▶ _DIRECTIONS_
Output the data below exactly, images excluded.
=== RECORD EXTRACTS ===
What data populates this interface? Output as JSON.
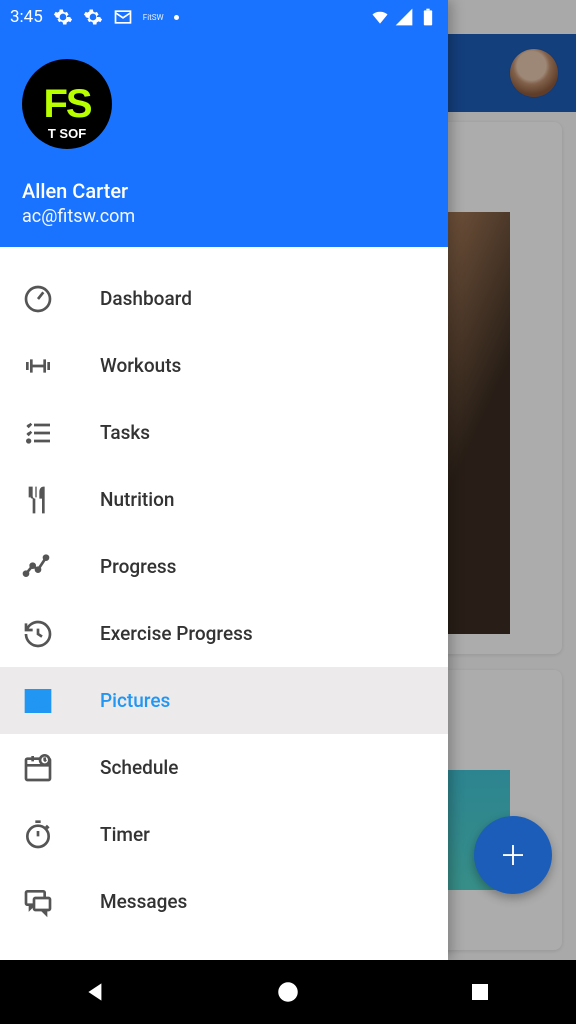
{
  "status": {
    "time": "3:45"
  },
  "profile": {
    "name": "Allen Carter",
    "email": "ac@fitsw.com"
  },
  "drawer": {
    "items": [
      {
        "label": "Dashboard",
        "icon": "gauge-icon",
        "selected": false
      },
      {
        "label": "Workouts",
        "icon": "dumbbell-icon",
        "selected": false
      },
      {
        "label": "Tasks",
        "icon": "checklist-icon",
        "selected": false
      },
      {
        "label": "Nutrition",
        "icon": "utensils-icon",
        "selected": false
      },
      {
        "label": "Progress",
        "icon": "chart-icon",
        "selected": false
      },
      {
        "label": "Exercise Progress",
        "icon": "history-icon",
        "selected": false
      },
      {
        "label": "Pictures",
        "icon": "picture-icon",
        "selected": true
      },
      {
        "label": "Schedule",
        "icon": "calendar-icon",
        "selected": false
      },
      {
        "label": "Timer",
        "icon": "stopwatch-icon",
        "selected": false
      },
      {
        "label": "Messages",
        "icon": "chat-icon",
        "selected": false
      }
    ]
  },
  "colors": {
    "primary": "#1a73ff",
    "accent": "#2196f3",
    "fab": "#1b5db8"
  }
}
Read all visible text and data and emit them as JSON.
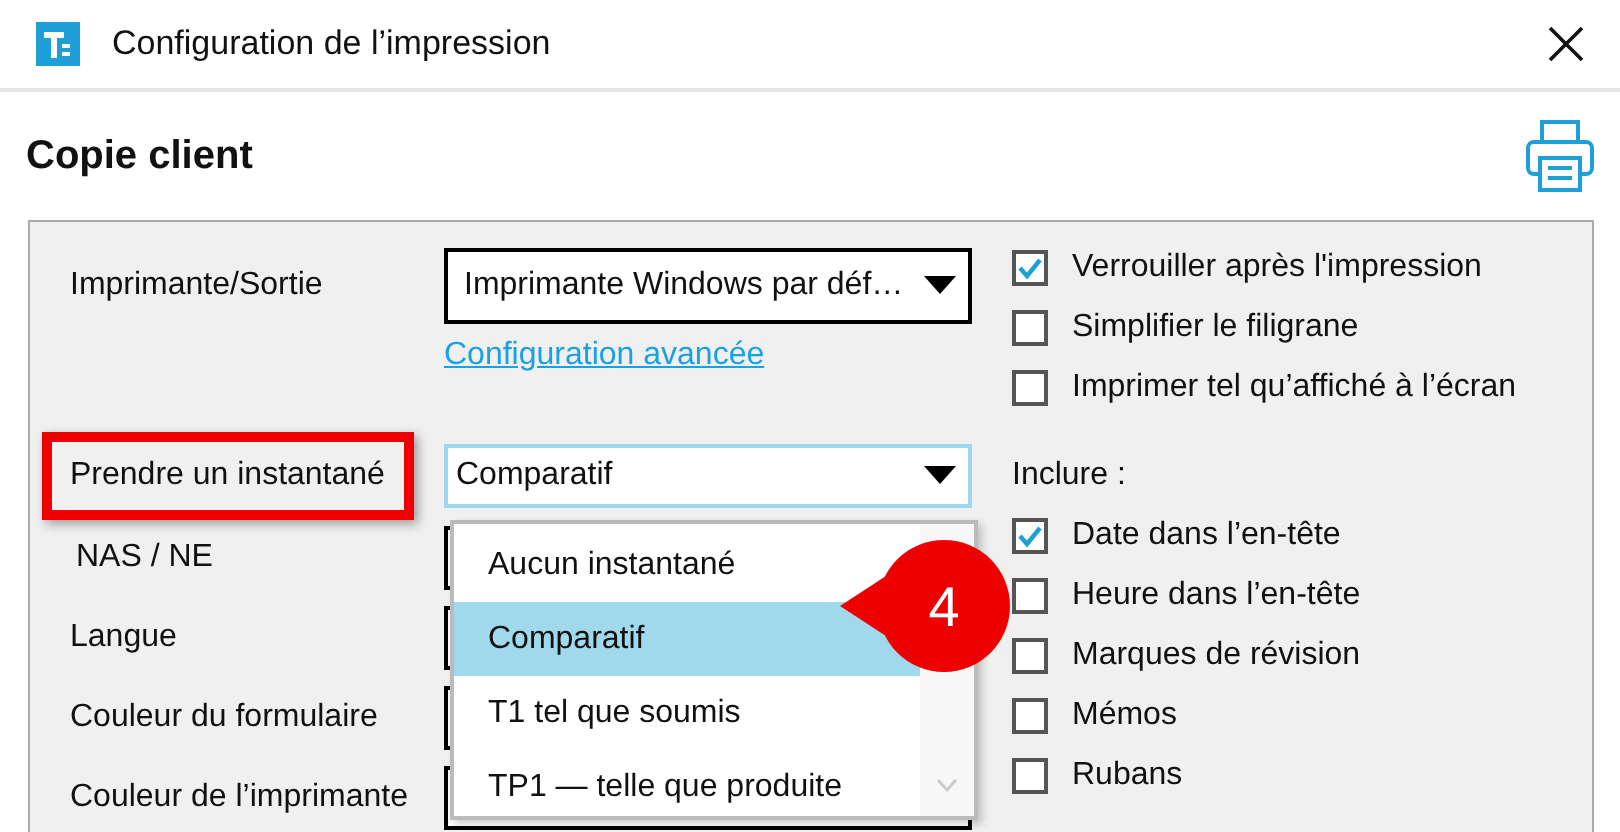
{
  "window": {
    "title": "Configuration de l’impression"
  },
  "header": {
    "title": "Copie client"
  },
  "printer": {
    "label": "Imprimante/Sortie",
    "value": "Imprimante Windows par déf…",
    "link": "Configuration avancée"
  },
  "snapshot": {
    "label": "Prendre un instantané",
    "highlighted": true,
    "value": "Comparatif",
    "options": [
      {
        "label": "Aucun instantané",
        "selected": false
      },
      {
        "label": "Comparatif",
        "selected": true
      },
      {
        "label": "T1 tel que soumis",
        "selected": false
      },
      {
        "label": "TP1 — telle que produite",
        "selected": false
      }
    ]
  },
  "other_fields": [
    {
      "label": "NAS / NE"
    },
    {
      "label": "Langue"
    },
    {
      "label": "Couleur du formulaire"
    },
    {
      "label": "Couleur de l’imprimante"
    }
  ],
  "options": [
    {
      "label": "Verrouiller après l'impression",
      "checked": true
    },
    {
      "label": "Simplifier le filigrane",
      "checked": false
    },
    {
      "label": "Imprimer tel qu’affiché à l’écran",
      "checked": false
    }
  ],
  "include": {
    "label": "Inclure :",
    "items": [
      {
        "label": "Date dans l’en-tête",
        "checked": true
      },
      {
        "label": "Heure dans l’en-tête",
        "checked": false
      },
      {
        "label": "Marques de révision",
        "checked": false
      },
      {
        "label": "Mémos",
        "checked": false
      },
      {
        "label": "Rubans",
        "checked": false
      }
    ]
  },
  "callout": {
    "number": "4"
  }
}
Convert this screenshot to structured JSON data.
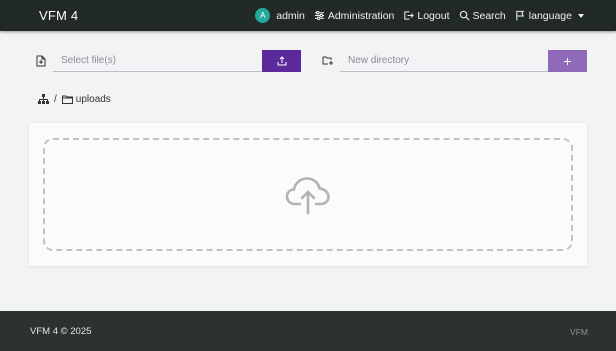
{
  "header": {
    "brand": "VFM 4",
    "user": {
      "avatar_letter": "A",
      "name": "admin"
    },
    "nav": {
      "administration": "Administration",
      "logout": "Logout",
      "search": "Search",
      "language": "language"
    }
  },
  "toolbar": {
    "select_files_placeholder": "Select file(s)",
    "new_directory_placeholder": "New directory",
    "add_label": "+"
  },
  "breadcrumb": {
    "separator": "/",
    "folder": "uploads"
  },
  "footer": {
    "left": "VFM 4 © 2025",
    "right": "VFM"
  },
  "colors": {
    "header_bg": "#222a28",
    "avatar": "#27a89c",
    "upload_button": "#5b2a9a",
    "add_button": "#8f6ab8",
    "footer_bg": "#2c3230"
  },
  "icons": [
    "user-avatar",
    "sliders-icon",
    "logout-icon",
    "search-icon",
    "flag-icon",
    "file-icon",
    "upload-icon",
    "folder-add-icon",
    "sitemap-icon",
    "folder-icon",
    "cloud-upload-icon"
  ]
}
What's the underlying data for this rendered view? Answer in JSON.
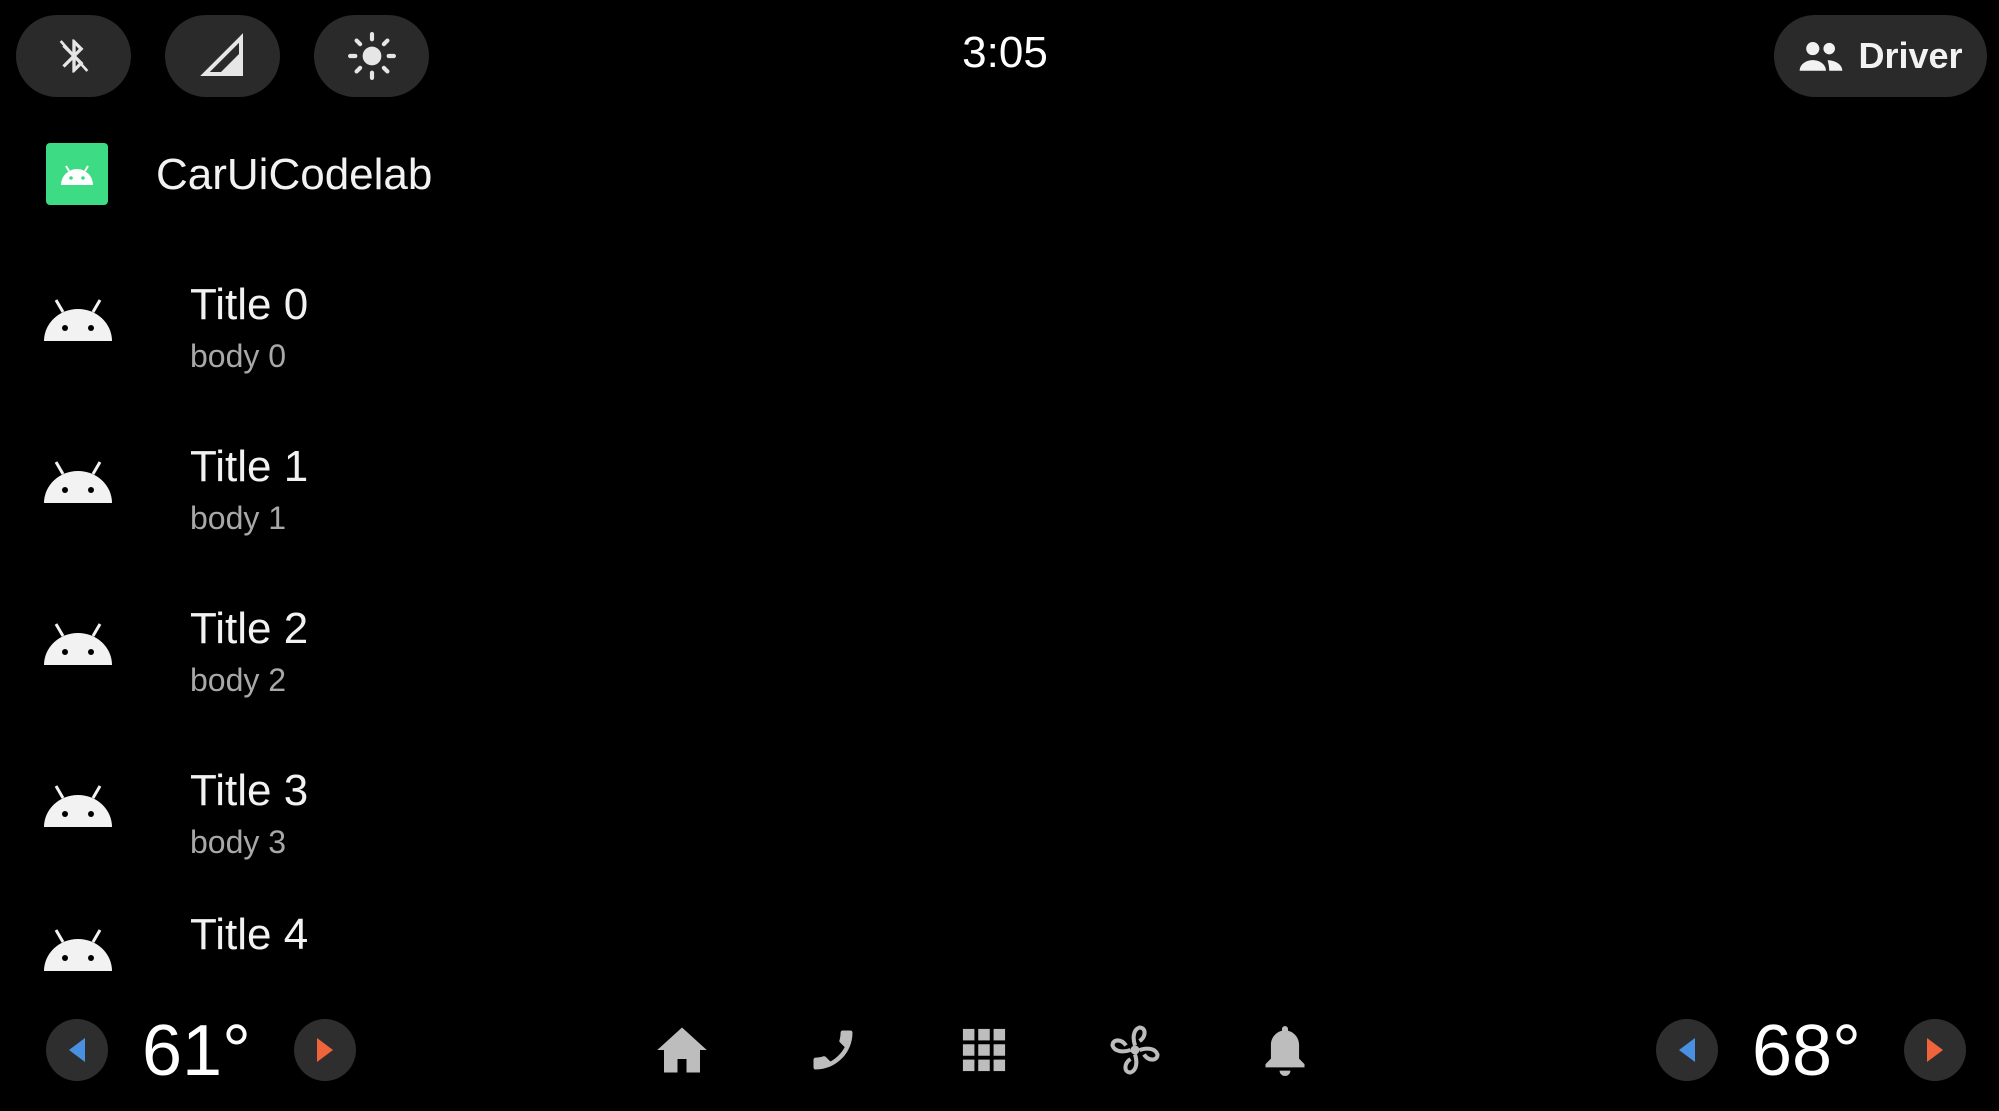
{
  "status_bar": {
    "clock": "3:05",
    "user_label": "Driver",
    "quick_settings": [
      "bluetooth-icon",
      "signal-icon",
      "brightness-icon"
    ]
  },
  "app": {
    "title": "CarUiCodelab",
    "accent": "#3ddc84"
  },
  "list": {
    "items": [
      {
        "title": "Title 0",
        "body": "body 0"
      },
      {
        "title": "Title 1",
        "body": "body 1"
      },
      {
        "title": "Title 2",
        "body": "body 2"
      },
      {
        "title": "Title 3",
        "body": "body 3"
      },
      {
        "title": "Title 4",
        "body": ""
      }
    ]
  },
  "hvac": {
    "left_temp": "61°",
    "right_temp": "68°",
    "decrease_color": "#4a90e2",
    "increase_color": "#f0643c"
  },
  "nav": {
    "icons": [
      "home-icon",
      "phone-icon",
      "apps-grid-icon",
      "fan-icon",
      "bell-icon"
    ]
  }
}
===
▶ _RESPONSE_
What data populates this interface? Output as JSON.
{
  "status": {
    "time": "3:45"
  },
  "profile": {
    "name": "Allen Carter",
    "email": "ac@fitsw.com"
  },
  "drawer": {
    "items": [
      {
        "label": "Dashboard",
        "icon": "gauge-icon",
        "selected": false
      },
      {
        "label": "Workouts",
        "icon": "dumbbell-icon",
        "selected": false
      },
      {
        "label": "Tasks",
        "icon": "checklist-icon",
        "selected": false
      },
      {
        "label": "Nutrition",
        "icon": "utensils-icon",
        "selected": false
      },
      {
        "label": "Progress",
        "icon": "chart-icon",
        "selected": false
      },
      {
        "label": "Exercise Progress",
        "icon": "history-icon",
        "selected": false
      },
      {
        "label": "Pictures",
        "icon": "picture-icon",
        "selected": true
      },
      {
        "label": "Schedule",
        "icon": "calendar-icon",
        "selected": false
      },
      {
        "label": "Timer",
        "icon": "stopwatch-icon",
        "selected": false
      },
      {
        "label": "Messages",
        "icon": "chat-icon",
        "selected": false
      }
    ]
  },
  "colors": {
    "primary": "#1a73ff",
    "accent": "#2196f3",
    "fab": "#1b5db8"
  }
}
Read all visible text and data and emit them as JSON.
{
  "window": {
    "title": "Configuration de l’impression"
  },
  "header": {
    "title": "Copie client"
  },
  "printer": {
    "label": "Imprimante/Sortie",
    "value": "Imprimante Windows par déf…",
    "link": "Configuration avancée"
  },
  "snapshot": {
    "label": "Prendre un instantané",
    "highlighted": true,
    "value": "Comparatif",
    "options": [
      {
        "label": "Aucun instantané",
        "selected": false
      },
      {
        "label": "Comparatif",
        "selected": true
      },
      {
        "label": "T1 tel que soumis",
        "selected": false
      },
      {
        "label": "TP1 — telle que produite",
        "selected": false
      }
    ]
  },
  "other_fields": [
    {
      "label": "NAS / NE"
    },
    {
      "label": "Langue"
    },
    {
      "label": "Couleur du formulaire"
    },
    {
      "label": "Couleur de l’imprimante"
    }
  ],
  "options": [
    {
      "label": "Verrouiller après l'impression",
      "checked": true
    },
    {
      "label": "Simplifier le filigrane",
      "checked": false
    },
    {
      "label": "Imprimer tel qu’affiché à l’écran",
      "checked": false
    }
  ],
  "include": {
    "label": "Inclure :",
    "items": [
      {
        "label": "Date dans l’en-tête",
        "checked": true
      },
      {
        "label": "Heure dans l’en-tête",
        "checked": false
      },
      {
        "label": "Marques de révision",
        "checked": false
      },
      {
        "label": "Mémos",
        "checked": false
      },
      {
        "label": "Rubans",
        "checked": false
      }
    ]
  },
  "callout": {
    "number": "4"
  }
}
Convert this screenshot to structured JSON data.
{
  "header": {
    "brand": "VFM 4",
    "user": {
      "avatar_letter": "A",
      "name": "admin"
    },
    "nav": {
      "administration": "Administration",
      "logout": "Logout",
      "search": "Search",
      "language": "language"
    }
  },
  "toolbar": {
    "select_files_placeholder": "Select file(s)",
    "new_directory_placeholder": "New directory",
    "add_label": "+"
  },
  "breadcrumb": {
    "separator": "/",
    "folder": "uploads"
  },
  "footer": {
    "left": "VFM 4 © 2025",
    "right": "VFM"
  },
  "colors": {
    "header_bg": "#222a28",
    "avatar": "#27a89c",
    "upload_button": "#5b2a9a",
    "add_button": "#8f6ab8",
    "footer_bg": "#2c3230"
  },
  "icons": [
    "user-avatar",
    "sliders-icon",
    "logout-icon",
    "search-icon",
    "flag-icon",
    "file-icon",
    "upload-icon",
    "folder-add-icon",
    "sitemap-icon",
    "folder-icon",
    "cloud-upload-icon"
  ]
}
What's the underlying data for this rendered view? Answer in JSON.
{
  "status_bar": {
    "clock": "3:05",
    "user_label": "Driver",
    "quick_settings": [
      "bluetooth-icon",
      "signal-icon",
      "brightness-icon"
    ]
  },
  "app": {
    "title": "CarUiCodelab",
    "accent": "#3ddc84"
  },
  "list": {
    "items": [
      {
        "title": "Title 0",
        "body": "body 0"
      },
      {
        "title": "Title 1",
        "body": "body 1"
      },
      {
        "title": "Title 2",
        "body": "body 2"
      },
      {
        "title": "Title 3",
        "body": "body 3"
      },
      {
        "title": "Title 4",
        "body": ""
      }
    ]
  },
  "hvac": {
    "left_temp": "61°",
    "right_temp": "68°",
    "decrease_color": "#4a90e2",
    "increase_color": "#f0643c"
  },
  "nav": {
    "icons": [
      "home-icon",
      "phone-icon",
      "apps-grid-icon",
      "fan-icon",
      "bell-icon"
    ]
  }
}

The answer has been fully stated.